Google appears unlikely to win any new friends with its decision to come out publicly in favor of the Trans-Pacific Partnership (TPP), a widely controversial trade agreement that is in the works between the United States and 11 other countries.
In a blog post June 10, Google Senior Vice President and General Counsel Kent Walker expressed hope that Congress would quickly approve the pact, which was signed earlier this year by officials from the participating countries.
“The TPP is not perfect, and the trade negotiation process could certainly benefit from greater transparency,” Walker conceded in his post. But, while Google will continue to advocate for process reforms, the pact overall represents a force for good on the Internet, he said.
“Like many other tech companies, we look forward to seeing the agreement approved and implemented in a way that promotes a free and open Internet across the Pacific region,” he said.
The company’s rosy view of the TPP puts it at odds with many people, including rights advocacy groups, organized labor and lawmakers from both sides of the aisle who see the pact as a secretive treaty designed to bolster the interests of corporate giants.
The TPP is a trade agreement between the United States, Australia, Canada, Japan, Mexico, Peru, Chile, New Zealand and three other countries. The pact’s many proponents in the U.S., led by the Obama administration, have pitched it as an agreement that will make it easier for American businesses to sell their products in other countries.
According to an official description, the TPP eliminates about 18,000 taxes and other trade barriers on American products sold in the 11 participating countries and, by making it easier to sell American goods overseas, will boost job growth at home.
The TPP also includes new provisions for copyright and intellectual property protection that its proponents say will protect U.S. companies against infringement, piracy and counterfeiting.
According to Google’s Walker, the TPP will enable better and more secure cross-border transfer of information and will prohibit participating countries from requiring local storage of cloud data.

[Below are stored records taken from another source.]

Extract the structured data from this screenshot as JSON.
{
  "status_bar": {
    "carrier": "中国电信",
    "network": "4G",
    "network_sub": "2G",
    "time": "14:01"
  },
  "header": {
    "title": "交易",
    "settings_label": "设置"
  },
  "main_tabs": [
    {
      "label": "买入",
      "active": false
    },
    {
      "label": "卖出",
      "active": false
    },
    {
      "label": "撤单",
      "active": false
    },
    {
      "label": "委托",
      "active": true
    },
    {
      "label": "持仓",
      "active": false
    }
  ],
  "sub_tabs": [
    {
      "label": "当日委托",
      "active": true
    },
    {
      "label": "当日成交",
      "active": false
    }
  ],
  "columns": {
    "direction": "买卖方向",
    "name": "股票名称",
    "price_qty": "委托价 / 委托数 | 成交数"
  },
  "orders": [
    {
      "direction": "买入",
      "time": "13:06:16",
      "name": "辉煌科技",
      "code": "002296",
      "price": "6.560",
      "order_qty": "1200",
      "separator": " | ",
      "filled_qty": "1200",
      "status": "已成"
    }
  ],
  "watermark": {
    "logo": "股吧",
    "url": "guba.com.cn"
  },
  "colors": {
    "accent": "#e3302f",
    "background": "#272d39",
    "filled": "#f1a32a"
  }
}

The TPP will balance the interest of copyright holders with the public interest in the broader dissemination and use of their work, Walker maintained.
Importantly, the trade pact will prohibit governments in the participating countries from discriminating against foreign Internet service providers and limit their ability to demand access to customer data and encrypted keys.
“We hope that the TPP can be a positive force and an important counterweight to restrictive Internet policies around the world,” he said.
Many though, including contenders in the U.S. presidential race, have slammed the TPP as being a pact that will only lead to more offshoring of jobs, lower wages and unsafe imports. Sen. Bernie Sanders, who has been one of the many vocal critics of the TPP, has described it as a treaty written behind closed doors by large corporations including those in the pharmaceutical and media industries. According to him, the pact threatens the wages, benefits and collective bargaining power of U.S. workers.
Others like the Electronic Frontier Foundation have warned about the TPP introducing restrictive new copyright and IP protection laws designed to protect the interests of large multinational corporations. The pact would put new restrictions on journalists and whistleblowers, limit fair use of copyrighted material, and put in place punitive and disproportional criminal sanctions even for noncommercial file sharing and copyright infringement.
Dozens of comments on Google’s blog in response to Walker’s post reflected disappointment and anger at the company’s decision to support the TPP.
“So, the ‘don’t be evil’ era at Google is officially over?” one anonymous commenter noted. Another commenter using the name David Crane described Google’s stance as shameful. “This is not at all good for consumers, especially in the declining middle class.”